The Math Campers by Dan Chiasson
Here’s what Publishers Weekly had to say about The Math Campers: “The meditative fifth collection from poet and critic Chiasson (Bicentennial) invites the reader to witness the poet’s processes of creation, retrieval, and revision as a writer and dreamer, father and son. Framed by ekphrastic poems that gloss murals by David Teng Olsen adorning the walls of the poet’s home, the book works by a loose Russian-doll principle: just as the murals reflect and refract details from the lives of the poet and his immediate family, so do these nested poems. As a teenager, the poet prays ‘that art/ would sometime send a ladder from the sky,’ and that he might ‘become the love child/ of Sylvia Plath, Ozzy, and Alex DeLarge.’ Years later, he finds himself ‘almost Ozzy, mansplaining/ to my eleven-year-old son the photo/ of a Louis Quatorze gilt dildo he found in our cloud.’ Intimations of social crisis and environmental disaster glow on the horizon, ‘Caskets line up for the slip-n-slide./ A collarbone surfboards down the alley./ Through the mudslide we humans wade,’ but the book centers on intimate dramas of adolescence, middle age, masculinity, and literary genealogy (poetic allusions from Milton and Eliot to Merrill and Bidart abound). These beautifully crafted poems are a memorable addition to Chiasson’s singular oeuvre.”
Also on shelves this week: Horsepower by Joy Priest.

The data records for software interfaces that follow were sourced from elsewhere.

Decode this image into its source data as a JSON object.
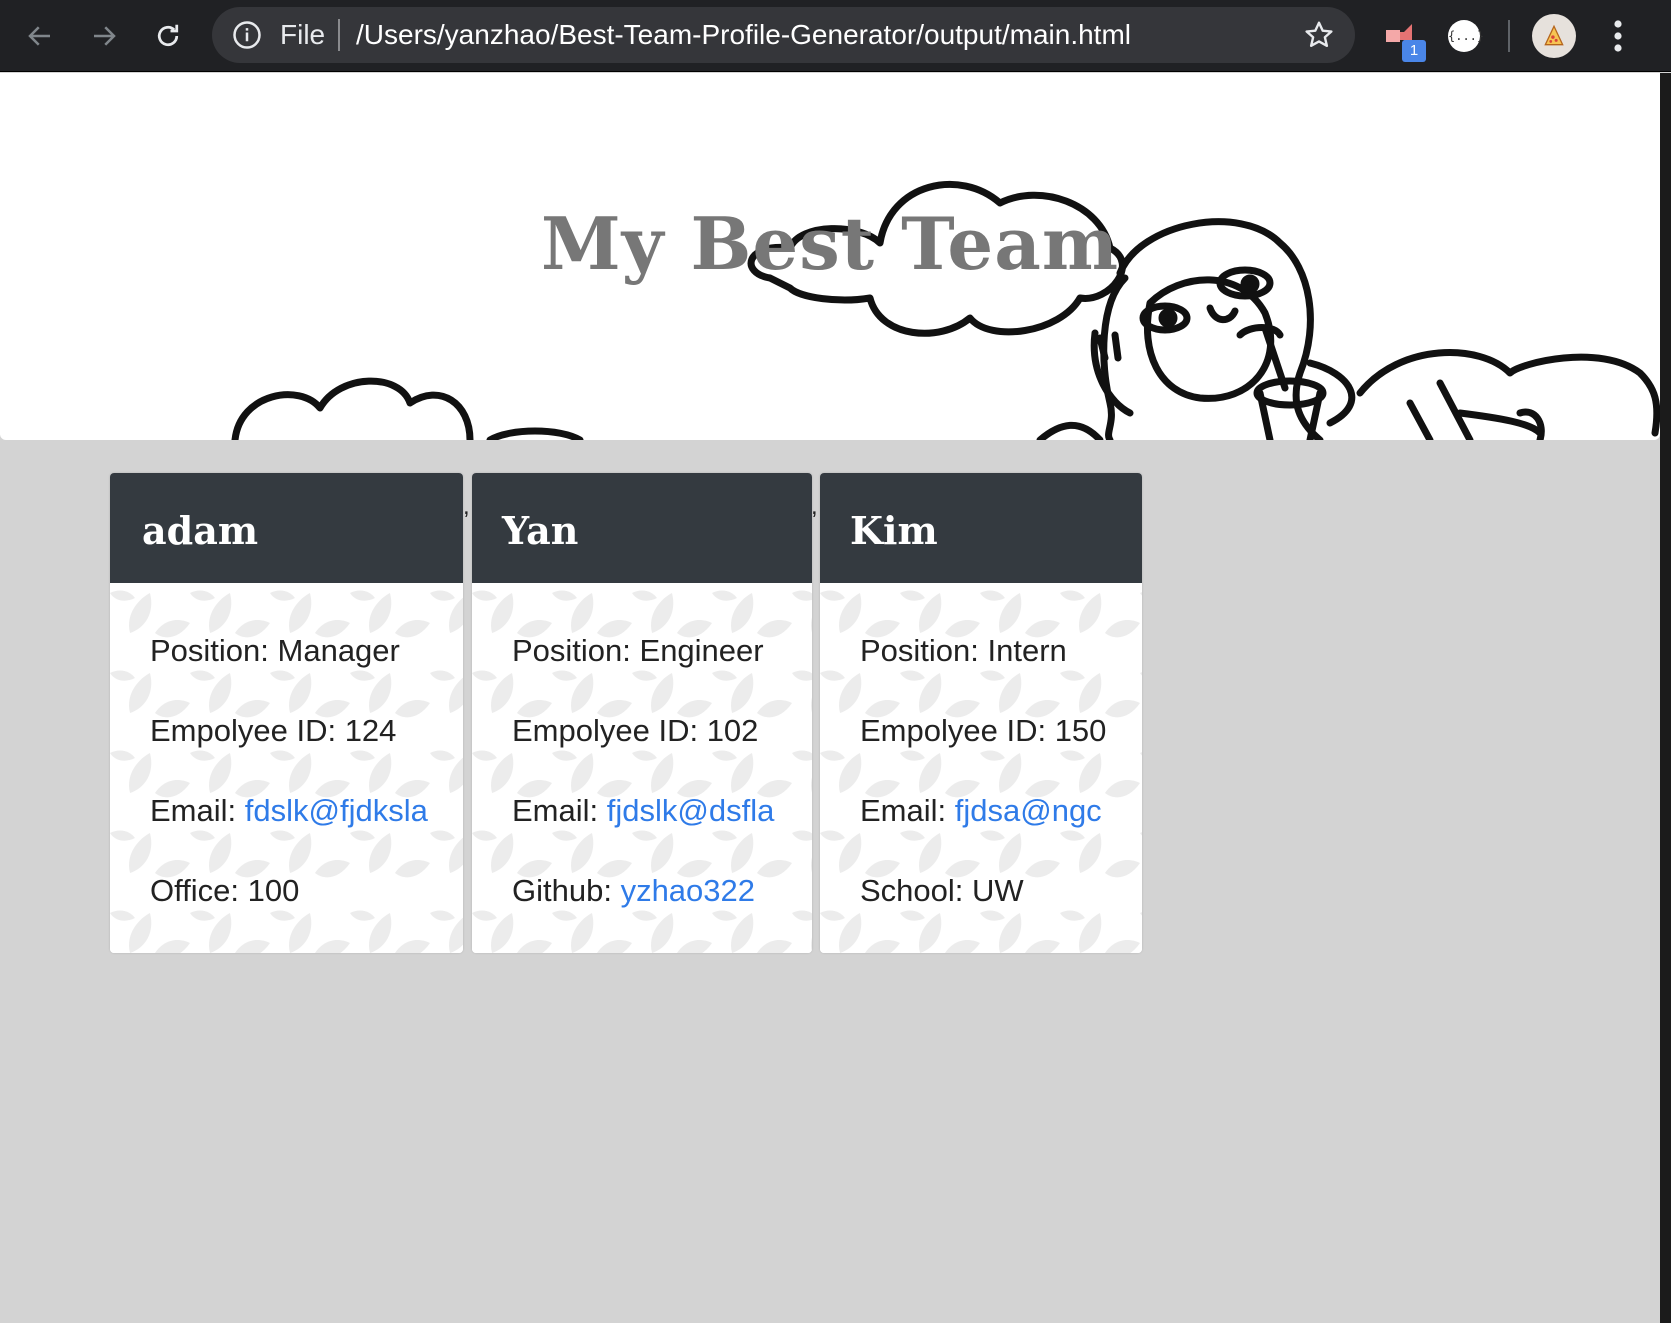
{
  "browser": {
    "omnibox_scheme": "File",
    "url": "/Users/yanzhao/Best-Team-Profile-Generator/output/main.html",
    "extension_badge": "1",
    "extension2_label": "{...}"
  },
  "page": {
    "title": "My Best Team",
    "separator": ","
  },
  "team": [
    {
      "name": "adam",
      "position_label": "Position: Manager",
      "id_label": "Empolyee ID: 124",
      "email_prefix": "Email: ",
      "email": "fdslk@fjdksla",
      "extra_prefix": "Office: 100",
      "extra_link": ""
    },
    {
      "name": "Yan",
      "position_label": "Position: Engineer",
      "id_label": "Empolyee ID: 102",
      "email_prefix": "Email: ",
      "email": "fjdslk@dsfla",
      "extra_prefix": "Github: ",
      "extra_link": "yzhao322"
    },
    {
      "name": "Kim",
      "position_label": "Position: Intern",
      "id_label": "Empolyee ID: 150",
      "email_prefix": "Email: ",
      "email": "fjdsa@ngc",
      "extra_prefix": "School: UW",
      "extra_link": ""
    }
  ],
  "colors": {
    "card_header_bg": "#343a40",
    "link": "#2f7be8",
    "page_bg": "#d3d3d3"
  }
}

Bonus Links: —American Inequality: On Laila Lalami’s ‘Conditional Citizens’—A Year in Reading: Laila Lalami—Ship of Fools: On Laila Lalami’s ‘The Moor’s Account’—Must-Read Poetry: September 2020